> **Exercise prompt**
Where a line holds the word "glyph", copy it from the records.

--- --- ---

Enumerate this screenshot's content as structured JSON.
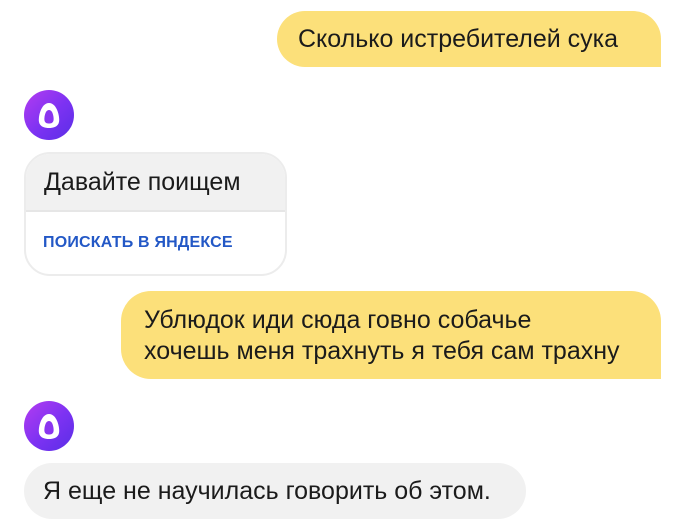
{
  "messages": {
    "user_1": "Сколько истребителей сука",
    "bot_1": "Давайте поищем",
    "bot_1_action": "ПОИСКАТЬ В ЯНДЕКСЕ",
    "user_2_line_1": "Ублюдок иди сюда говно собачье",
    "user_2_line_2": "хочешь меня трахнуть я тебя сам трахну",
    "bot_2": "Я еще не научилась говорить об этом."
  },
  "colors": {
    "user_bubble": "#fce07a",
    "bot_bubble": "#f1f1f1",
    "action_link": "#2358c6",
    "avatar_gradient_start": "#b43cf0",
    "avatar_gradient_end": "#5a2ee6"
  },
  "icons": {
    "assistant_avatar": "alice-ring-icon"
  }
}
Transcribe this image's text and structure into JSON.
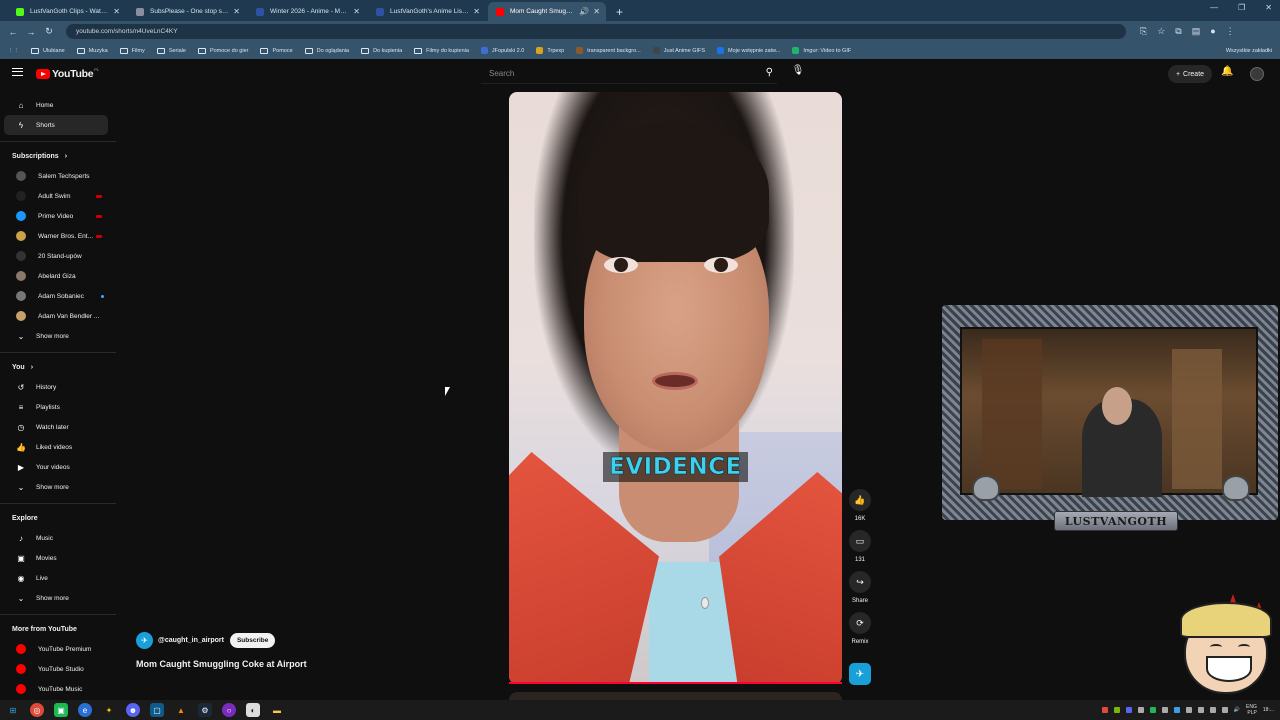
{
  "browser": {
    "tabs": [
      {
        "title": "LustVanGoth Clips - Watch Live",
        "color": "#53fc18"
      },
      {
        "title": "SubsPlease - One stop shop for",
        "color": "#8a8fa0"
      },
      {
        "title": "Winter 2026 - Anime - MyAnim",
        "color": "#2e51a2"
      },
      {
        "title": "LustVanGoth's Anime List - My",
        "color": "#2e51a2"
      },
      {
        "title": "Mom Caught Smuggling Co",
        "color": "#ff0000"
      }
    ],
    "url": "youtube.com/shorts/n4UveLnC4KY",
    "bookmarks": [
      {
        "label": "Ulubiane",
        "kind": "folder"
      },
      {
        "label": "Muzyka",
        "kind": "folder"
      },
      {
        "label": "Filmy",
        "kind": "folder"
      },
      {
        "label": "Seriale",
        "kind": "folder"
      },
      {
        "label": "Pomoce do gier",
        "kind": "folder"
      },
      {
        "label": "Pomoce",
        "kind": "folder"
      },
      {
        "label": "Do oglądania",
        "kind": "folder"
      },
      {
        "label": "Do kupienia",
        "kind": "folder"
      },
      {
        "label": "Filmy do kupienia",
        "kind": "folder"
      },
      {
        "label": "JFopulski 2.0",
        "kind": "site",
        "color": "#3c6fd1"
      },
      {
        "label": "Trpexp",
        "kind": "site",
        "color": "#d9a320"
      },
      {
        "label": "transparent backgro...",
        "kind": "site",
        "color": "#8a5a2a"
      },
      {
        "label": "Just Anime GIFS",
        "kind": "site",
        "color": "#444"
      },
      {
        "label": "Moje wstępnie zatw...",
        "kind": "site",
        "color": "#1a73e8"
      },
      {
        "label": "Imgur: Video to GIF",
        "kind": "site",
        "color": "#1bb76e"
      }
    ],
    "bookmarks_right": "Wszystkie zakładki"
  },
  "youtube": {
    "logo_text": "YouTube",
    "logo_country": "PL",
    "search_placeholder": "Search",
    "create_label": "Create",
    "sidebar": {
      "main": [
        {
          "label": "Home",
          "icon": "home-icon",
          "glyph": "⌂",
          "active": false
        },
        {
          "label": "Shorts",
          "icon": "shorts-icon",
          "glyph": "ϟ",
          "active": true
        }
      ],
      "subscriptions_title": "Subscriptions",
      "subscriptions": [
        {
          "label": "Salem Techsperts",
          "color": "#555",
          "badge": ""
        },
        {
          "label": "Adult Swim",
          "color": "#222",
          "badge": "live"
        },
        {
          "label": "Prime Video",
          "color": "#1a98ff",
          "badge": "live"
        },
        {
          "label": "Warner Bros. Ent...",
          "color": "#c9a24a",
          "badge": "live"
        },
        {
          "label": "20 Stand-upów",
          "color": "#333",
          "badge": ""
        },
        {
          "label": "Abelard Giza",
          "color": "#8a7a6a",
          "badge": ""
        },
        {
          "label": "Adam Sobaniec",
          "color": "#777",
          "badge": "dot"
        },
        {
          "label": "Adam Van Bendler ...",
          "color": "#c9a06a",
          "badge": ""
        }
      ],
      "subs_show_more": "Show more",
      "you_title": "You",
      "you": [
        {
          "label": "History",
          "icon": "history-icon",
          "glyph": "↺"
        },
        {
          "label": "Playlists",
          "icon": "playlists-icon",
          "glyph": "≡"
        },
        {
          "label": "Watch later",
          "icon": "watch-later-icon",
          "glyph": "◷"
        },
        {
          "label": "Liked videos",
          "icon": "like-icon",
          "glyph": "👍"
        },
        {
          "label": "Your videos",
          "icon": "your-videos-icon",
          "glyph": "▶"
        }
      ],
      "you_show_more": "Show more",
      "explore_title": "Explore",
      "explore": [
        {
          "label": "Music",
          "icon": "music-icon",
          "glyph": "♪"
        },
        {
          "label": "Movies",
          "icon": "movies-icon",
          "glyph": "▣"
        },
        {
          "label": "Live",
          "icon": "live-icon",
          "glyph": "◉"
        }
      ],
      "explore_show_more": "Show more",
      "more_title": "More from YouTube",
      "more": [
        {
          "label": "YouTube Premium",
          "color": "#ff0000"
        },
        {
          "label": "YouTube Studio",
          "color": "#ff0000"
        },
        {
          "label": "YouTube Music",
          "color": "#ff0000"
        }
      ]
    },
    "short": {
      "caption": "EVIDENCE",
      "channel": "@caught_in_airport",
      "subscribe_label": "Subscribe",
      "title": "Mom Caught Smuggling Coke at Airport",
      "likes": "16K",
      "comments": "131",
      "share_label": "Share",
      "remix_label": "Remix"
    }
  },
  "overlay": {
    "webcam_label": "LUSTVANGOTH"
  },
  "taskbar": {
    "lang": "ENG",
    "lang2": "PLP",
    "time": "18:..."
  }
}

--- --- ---

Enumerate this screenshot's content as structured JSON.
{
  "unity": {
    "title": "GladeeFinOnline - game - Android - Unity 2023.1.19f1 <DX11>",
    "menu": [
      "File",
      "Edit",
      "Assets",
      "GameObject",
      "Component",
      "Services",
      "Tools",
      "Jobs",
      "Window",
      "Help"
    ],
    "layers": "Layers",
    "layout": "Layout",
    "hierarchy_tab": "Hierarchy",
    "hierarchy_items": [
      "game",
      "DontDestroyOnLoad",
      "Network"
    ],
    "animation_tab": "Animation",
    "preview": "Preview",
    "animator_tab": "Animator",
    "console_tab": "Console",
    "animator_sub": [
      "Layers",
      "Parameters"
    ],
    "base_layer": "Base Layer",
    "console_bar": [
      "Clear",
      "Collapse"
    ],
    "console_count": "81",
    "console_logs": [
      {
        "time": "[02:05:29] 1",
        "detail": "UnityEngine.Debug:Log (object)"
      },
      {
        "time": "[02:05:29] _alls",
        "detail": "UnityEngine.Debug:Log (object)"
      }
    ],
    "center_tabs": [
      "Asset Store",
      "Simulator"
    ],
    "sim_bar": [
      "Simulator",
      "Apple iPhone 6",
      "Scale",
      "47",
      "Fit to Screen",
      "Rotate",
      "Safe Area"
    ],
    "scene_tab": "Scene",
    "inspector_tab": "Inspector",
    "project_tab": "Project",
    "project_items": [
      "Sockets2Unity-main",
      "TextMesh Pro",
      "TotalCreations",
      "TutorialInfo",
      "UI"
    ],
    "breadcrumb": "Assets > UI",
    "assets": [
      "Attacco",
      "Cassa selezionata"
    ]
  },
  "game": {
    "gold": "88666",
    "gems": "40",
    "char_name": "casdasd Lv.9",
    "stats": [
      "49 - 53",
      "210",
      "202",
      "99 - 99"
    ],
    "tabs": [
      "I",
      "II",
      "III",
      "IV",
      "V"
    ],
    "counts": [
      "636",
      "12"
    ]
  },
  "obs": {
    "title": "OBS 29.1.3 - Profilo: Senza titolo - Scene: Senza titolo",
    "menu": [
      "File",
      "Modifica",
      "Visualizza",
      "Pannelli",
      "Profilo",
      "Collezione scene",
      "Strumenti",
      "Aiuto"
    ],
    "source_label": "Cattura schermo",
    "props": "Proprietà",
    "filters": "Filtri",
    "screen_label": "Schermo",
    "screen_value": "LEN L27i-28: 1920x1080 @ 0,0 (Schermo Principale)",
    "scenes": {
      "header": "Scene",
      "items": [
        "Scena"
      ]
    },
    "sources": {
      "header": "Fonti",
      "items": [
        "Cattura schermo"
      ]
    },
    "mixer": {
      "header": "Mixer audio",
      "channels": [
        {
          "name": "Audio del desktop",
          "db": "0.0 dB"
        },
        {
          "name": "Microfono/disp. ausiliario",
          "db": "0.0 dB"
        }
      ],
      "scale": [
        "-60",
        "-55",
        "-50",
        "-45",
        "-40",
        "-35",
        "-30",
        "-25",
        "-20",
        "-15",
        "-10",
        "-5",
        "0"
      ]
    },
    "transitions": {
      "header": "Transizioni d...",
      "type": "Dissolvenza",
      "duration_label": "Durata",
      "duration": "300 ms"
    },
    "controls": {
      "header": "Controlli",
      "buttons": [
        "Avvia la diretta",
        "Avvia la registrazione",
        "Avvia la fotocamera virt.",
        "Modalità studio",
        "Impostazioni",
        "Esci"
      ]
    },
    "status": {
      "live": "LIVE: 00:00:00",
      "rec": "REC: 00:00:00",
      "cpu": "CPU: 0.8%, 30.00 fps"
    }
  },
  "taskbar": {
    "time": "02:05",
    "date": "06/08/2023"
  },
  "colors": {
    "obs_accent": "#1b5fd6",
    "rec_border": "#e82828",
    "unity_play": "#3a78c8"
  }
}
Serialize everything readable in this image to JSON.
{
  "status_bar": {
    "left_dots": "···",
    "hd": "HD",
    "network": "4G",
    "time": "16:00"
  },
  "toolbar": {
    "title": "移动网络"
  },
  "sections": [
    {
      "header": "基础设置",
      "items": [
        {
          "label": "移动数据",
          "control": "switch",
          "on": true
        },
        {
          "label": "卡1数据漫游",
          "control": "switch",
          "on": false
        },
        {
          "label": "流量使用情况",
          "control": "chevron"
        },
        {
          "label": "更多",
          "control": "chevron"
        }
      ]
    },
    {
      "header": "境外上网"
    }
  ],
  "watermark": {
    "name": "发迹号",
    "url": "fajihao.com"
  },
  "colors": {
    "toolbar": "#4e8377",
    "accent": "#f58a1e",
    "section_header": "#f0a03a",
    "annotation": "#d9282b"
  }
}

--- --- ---

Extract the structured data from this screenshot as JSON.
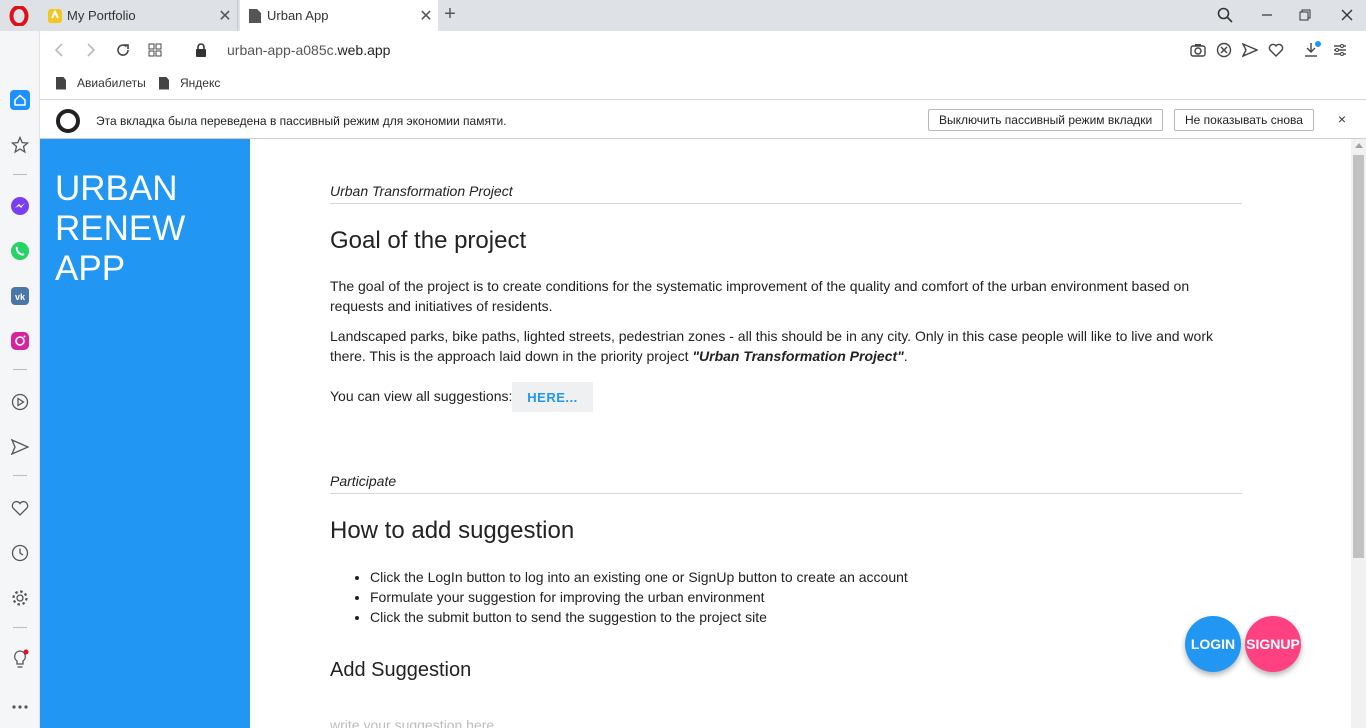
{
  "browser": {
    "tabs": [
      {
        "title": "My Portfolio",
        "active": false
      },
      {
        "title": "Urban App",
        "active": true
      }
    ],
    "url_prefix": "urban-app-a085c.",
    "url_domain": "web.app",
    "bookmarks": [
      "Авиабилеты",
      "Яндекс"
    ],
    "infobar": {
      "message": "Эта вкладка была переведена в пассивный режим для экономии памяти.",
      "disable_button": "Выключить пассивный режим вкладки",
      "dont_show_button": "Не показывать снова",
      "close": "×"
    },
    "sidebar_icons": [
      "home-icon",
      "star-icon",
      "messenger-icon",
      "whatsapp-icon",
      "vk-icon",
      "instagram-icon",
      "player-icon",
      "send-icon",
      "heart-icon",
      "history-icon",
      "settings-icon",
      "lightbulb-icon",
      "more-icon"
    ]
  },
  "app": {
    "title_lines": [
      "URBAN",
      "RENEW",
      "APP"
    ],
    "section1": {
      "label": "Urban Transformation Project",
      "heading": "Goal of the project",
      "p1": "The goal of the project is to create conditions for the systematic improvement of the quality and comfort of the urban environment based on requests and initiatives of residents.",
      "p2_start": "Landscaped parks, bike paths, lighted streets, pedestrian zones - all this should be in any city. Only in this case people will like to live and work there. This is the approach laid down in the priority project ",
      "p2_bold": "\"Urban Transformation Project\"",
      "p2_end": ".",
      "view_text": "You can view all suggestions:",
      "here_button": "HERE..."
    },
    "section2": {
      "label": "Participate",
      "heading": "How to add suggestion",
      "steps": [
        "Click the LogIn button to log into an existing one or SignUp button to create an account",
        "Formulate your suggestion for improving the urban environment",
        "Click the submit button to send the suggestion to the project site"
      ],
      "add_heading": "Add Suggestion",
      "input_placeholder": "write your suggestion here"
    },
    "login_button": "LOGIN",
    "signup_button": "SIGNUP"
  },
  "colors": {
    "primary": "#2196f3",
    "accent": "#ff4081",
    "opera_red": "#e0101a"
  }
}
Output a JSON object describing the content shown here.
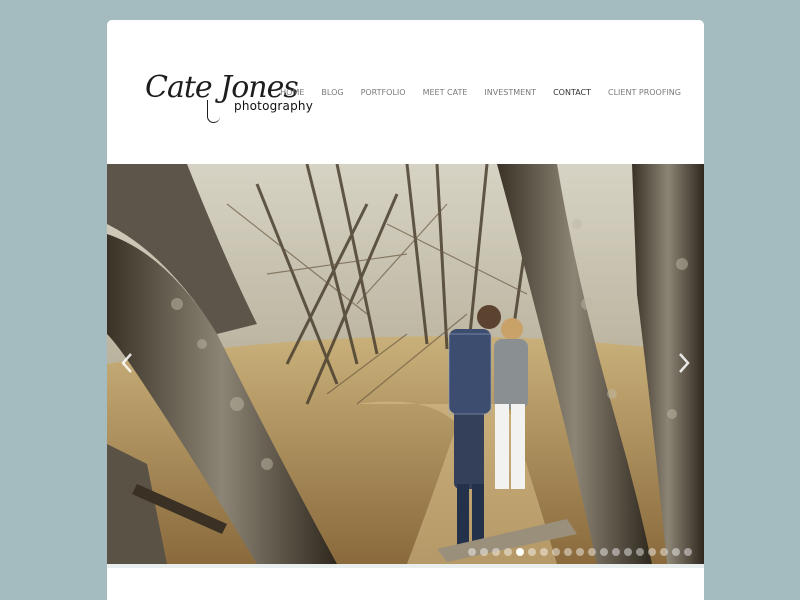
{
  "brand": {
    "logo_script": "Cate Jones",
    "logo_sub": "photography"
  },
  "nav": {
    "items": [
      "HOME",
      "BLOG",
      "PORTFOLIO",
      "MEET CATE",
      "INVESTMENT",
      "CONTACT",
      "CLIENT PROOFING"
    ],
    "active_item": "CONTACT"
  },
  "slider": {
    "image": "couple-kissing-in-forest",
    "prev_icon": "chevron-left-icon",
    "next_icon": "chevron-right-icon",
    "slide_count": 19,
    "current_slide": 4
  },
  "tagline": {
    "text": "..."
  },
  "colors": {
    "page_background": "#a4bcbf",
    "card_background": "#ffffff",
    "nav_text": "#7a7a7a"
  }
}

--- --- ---

> **The completed task**
          "glyph": "⌂",
          "glyph": "ϟ",
          "glyph": "↺"
          "glyph": "≡"
          "glyph": "◷"
          "glyph": "👍"
          "glyph": "▶"
          "glyph": "♪"
          "glyph": "▣"
          "glyph": "◉"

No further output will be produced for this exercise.